Electricity has become common to the point that it is considered a standard utility rather than a luxury. Most people don’t stop to think about just how much electricity they use in a day until the electric bill comes in, bringing with it worry and concern. Statistics say that energy costs are rising, and experts opine that they are not likely to go down in the near future. Here are a few things which will strongly affect the rise and fall of the price of electricity in the future.
The price of building, maintaining, and operating a power plant and supplying the workers with salaries all factor into how much electricity will cost. Distribution and transmission are also large expenses. As people rely on electricity more and more, there’s a strong chance that the increase in power plants and their maintenance, extra workers, and increased distribution and transmission will take a big toll on the energy bill.
Fuel is necessary in order to generate electricity, so naturally, power plants need to have a large supply of it. As the fuel prices can fluctuate, so will the cost of electricity.
Behind the Scenes
Not many people consider stockholders and investors in relation to their electric bills, but there are many different people involved in bringing energy to your home. People invest and hold stock in electricity. Someone has to rent out or purchase the power grid. The people behind the scenes of getting a power plant up and running are also trying to make a profit.
Different Kinds of Customers
It costs the utility companies far less time, effort, and money to supply electricity to large buildings and businesses rather than to private homes that use a comparatively smaller amount. As a result, residential consumers will often pay more per kilowatt hour.
Increased Screen Time
Binging your favorite streaming service for a few hours a day may feel like a good way to relax, but you probably won’t feel so relaxed when the energy bill comes in. As television, laptops, smartphones, and gaming consoles become standard in many households, fewer and fewer people take the time to unplug, and devices are left running for hours per day. This increases the demand for electricity, and with a higher demand comes a higher cost.

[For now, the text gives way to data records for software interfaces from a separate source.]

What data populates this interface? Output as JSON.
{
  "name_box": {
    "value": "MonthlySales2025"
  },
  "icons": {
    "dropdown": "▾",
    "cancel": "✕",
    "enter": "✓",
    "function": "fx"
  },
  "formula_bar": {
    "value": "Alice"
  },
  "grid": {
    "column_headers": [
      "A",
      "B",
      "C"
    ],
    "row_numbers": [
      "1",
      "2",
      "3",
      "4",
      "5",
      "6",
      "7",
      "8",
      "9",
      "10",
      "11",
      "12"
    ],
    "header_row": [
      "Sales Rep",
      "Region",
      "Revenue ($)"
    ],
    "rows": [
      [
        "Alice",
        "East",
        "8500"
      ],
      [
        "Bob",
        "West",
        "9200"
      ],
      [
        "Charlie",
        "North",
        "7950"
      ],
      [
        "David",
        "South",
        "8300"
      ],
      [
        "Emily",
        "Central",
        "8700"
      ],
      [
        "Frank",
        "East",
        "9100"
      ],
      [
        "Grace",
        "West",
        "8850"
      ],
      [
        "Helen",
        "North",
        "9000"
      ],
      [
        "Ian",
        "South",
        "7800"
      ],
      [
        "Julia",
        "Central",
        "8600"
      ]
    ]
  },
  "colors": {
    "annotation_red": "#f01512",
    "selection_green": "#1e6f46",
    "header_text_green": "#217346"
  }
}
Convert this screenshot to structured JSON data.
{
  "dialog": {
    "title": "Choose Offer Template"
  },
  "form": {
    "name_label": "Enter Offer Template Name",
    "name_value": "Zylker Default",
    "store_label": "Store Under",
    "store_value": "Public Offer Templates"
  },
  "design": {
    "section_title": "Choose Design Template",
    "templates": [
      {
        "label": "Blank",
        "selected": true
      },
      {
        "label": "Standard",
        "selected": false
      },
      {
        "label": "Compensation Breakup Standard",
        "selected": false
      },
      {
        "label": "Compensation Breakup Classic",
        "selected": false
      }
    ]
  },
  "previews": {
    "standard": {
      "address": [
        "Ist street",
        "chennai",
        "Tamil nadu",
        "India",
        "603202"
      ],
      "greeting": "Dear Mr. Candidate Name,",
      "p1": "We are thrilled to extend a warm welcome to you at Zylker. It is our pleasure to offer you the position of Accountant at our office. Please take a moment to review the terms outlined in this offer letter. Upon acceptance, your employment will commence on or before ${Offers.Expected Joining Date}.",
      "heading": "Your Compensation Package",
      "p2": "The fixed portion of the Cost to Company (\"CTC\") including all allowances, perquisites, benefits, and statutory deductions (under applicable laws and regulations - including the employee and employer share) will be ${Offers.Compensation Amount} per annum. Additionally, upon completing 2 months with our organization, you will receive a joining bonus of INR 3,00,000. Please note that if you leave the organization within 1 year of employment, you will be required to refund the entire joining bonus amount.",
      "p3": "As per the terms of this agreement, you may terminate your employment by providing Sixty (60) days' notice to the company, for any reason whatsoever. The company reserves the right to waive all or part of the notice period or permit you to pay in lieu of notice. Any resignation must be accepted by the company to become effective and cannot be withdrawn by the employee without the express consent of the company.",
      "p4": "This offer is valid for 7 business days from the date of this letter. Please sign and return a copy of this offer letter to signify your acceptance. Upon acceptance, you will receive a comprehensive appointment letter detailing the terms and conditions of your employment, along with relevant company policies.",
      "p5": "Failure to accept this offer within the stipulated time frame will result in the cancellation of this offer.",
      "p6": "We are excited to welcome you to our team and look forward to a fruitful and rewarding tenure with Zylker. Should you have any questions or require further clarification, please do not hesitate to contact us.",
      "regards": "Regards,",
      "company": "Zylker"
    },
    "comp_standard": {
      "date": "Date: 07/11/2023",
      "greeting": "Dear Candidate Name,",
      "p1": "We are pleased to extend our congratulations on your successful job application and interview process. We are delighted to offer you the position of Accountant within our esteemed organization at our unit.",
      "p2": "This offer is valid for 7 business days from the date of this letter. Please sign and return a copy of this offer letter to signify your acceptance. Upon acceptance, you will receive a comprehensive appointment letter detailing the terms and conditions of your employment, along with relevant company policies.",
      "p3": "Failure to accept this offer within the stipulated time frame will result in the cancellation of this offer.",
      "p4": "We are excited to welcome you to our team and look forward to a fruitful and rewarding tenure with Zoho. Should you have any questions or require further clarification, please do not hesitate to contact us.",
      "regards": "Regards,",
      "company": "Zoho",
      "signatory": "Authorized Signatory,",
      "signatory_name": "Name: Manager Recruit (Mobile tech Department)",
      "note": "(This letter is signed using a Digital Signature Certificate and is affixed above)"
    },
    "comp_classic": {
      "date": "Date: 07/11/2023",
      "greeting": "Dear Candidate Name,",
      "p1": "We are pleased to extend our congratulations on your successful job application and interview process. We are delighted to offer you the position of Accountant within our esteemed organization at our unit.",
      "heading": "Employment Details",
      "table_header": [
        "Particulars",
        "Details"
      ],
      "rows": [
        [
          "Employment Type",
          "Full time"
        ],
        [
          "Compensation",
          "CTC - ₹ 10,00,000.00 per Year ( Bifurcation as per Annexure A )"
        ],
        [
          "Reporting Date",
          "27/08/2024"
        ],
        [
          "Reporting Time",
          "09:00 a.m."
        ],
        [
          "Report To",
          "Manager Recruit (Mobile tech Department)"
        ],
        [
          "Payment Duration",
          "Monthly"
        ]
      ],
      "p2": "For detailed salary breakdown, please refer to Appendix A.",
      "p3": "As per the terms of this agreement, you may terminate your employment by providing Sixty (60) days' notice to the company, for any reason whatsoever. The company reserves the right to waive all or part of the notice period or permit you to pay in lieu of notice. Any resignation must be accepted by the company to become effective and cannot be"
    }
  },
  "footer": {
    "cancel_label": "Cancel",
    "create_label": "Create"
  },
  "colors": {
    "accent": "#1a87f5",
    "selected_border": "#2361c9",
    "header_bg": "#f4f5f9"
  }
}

As changes in climate and inclement weather conditions become more common throughout the world, there is likely to be a higher demand for electricity as people advocate against using other kinds of fuels. Changing seasons can also take a toll on the electric bill. Electricity prices can double in the heat of summer and the dead of winter. As summers and winters grow longer and more severe in many parts of the world, so does demand for electricity.
Utility services regulate the cost of electricity in many locations, while others have unregulated prices. This all factors into how much your electric bill will ultimately cost. Depending on where you live, and supply and demand, you may see increased electricity costs.

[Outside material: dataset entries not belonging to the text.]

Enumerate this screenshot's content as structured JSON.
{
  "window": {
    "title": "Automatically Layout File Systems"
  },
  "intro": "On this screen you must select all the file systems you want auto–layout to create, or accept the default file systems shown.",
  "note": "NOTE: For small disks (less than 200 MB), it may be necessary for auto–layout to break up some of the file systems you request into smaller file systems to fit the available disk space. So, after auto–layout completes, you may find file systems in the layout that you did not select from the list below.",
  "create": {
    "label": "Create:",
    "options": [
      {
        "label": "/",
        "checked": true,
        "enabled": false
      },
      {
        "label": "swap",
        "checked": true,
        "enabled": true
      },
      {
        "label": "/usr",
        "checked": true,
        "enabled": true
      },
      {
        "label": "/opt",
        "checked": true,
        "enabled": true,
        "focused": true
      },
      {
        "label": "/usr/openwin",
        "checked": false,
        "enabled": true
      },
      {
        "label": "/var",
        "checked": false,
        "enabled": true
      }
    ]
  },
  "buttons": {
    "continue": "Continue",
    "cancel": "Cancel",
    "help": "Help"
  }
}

Many people have turned to driving electric vehicles in an effort to save fuel and support the climate. However, charging an electric vehicle utilizes a massive amount of electricity, and this can have an enormous effect on energy costs.
If you live in a very remote area, you might have to expect a much higher energy bill. Costs will increase to support the extra expense of fuel importation due to there being no nearby power plant.
Decreasing Fossil Fuels
More and more people are advocating for decreased fossil fuel usage as a solution to climate change. As a proposed alternative, wind power is on the rise, converting natural forces into electricity. This means that electricity is now starting to replace other sources of energy, and this highly increased demand will probably raise the cost of electricity significantly.
Electricity costs have been steadily increasing over the past few decades, and many experts believe that as the years progress, it will become even more expensive. The combination of increased consumer usage, climate change spreading throughout the world, and efforts to reduce other kinds of fuel have made electricity the inevitable fallback, and the unfortunate result is that prices will rise whether consumers like it or not.